▶ _Data extracts_:

☆ ☆ ☆ ☆ ☆

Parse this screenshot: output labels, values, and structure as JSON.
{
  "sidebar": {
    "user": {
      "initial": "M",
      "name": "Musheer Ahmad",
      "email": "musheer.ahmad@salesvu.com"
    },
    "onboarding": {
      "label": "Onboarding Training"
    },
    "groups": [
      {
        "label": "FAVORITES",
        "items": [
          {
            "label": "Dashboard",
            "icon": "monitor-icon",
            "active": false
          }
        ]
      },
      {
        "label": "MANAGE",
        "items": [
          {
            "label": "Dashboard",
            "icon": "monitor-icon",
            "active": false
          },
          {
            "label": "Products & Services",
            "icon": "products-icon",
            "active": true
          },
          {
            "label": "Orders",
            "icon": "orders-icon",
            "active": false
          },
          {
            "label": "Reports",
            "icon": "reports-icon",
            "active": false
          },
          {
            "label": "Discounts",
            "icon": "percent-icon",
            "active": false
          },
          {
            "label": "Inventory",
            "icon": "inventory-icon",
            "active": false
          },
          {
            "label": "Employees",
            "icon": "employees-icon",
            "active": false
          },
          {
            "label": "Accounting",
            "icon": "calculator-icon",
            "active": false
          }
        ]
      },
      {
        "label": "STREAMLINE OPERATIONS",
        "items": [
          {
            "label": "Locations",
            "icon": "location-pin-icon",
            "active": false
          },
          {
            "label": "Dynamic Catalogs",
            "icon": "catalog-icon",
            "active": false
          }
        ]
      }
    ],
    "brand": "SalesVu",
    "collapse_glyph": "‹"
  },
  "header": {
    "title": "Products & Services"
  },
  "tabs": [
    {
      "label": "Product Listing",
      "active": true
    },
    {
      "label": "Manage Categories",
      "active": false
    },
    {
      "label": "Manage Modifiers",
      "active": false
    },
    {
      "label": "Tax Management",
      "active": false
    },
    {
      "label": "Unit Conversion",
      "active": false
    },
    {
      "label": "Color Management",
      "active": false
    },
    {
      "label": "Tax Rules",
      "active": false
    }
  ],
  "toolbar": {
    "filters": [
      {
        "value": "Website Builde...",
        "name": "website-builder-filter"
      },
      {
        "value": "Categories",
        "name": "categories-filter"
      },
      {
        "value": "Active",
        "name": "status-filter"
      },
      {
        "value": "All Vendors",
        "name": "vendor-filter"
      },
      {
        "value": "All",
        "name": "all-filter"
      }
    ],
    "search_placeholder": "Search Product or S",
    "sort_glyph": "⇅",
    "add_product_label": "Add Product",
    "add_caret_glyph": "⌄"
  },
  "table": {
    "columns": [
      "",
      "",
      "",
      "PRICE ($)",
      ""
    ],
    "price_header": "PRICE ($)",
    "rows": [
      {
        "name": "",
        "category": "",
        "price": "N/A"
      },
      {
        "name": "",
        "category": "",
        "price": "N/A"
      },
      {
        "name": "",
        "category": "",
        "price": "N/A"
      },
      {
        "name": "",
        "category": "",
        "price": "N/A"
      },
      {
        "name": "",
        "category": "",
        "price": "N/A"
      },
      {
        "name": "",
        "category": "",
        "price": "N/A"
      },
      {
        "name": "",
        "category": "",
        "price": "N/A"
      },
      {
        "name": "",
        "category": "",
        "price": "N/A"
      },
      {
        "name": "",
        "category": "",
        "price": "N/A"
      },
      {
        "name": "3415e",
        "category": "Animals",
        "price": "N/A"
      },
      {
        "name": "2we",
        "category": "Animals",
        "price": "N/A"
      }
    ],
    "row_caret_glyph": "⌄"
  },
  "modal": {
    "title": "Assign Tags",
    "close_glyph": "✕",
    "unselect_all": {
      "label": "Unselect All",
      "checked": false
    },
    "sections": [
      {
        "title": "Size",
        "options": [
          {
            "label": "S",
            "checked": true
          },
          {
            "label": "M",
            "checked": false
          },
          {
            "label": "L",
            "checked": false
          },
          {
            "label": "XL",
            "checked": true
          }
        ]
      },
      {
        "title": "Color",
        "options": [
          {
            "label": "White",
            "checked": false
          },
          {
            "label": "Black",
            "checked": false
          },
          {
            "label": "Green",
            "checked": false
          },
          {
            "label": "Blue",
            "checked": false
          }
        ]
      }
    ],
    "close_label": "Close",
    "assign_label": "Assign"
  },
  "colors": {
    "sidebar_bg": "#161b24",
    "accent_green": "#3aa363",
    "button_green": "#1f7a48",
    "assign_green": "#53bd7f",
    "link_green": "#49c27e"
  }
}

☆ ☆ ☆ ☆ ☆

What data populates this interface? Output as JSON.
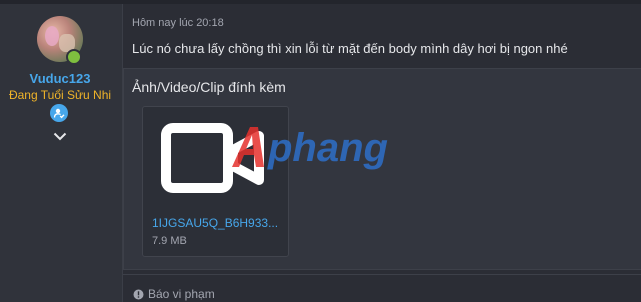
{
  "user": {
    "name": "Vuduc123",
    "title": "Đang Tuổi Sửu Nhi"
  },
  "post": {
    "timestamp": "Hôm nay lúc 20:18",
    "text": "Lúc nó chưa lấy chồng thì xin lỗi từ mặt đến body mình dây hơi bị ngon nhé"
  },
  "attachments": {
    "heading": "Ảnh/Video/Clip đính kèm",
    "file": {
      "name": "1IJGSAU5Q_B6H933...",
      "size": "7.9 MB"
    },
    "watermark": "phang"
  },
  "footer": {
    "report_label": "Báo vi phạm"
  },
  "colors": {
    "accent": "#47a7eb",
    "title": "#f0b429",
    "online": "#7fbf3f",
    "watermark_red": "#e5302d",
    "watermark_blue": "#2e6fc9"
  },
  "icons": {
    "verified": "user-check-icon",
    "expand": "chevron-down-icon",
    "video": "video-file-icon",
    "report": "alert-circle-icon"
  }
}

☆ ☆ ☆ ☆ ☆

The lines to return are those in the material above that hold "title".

▶ _Output for this task_:
    "title": "Products & Services"
    "title": "Assign Tags",
        "title": "Size",
        "title": "Color",
    "title": "Đang Tuổi Sửu Nhi"
    "title": "#f0b429",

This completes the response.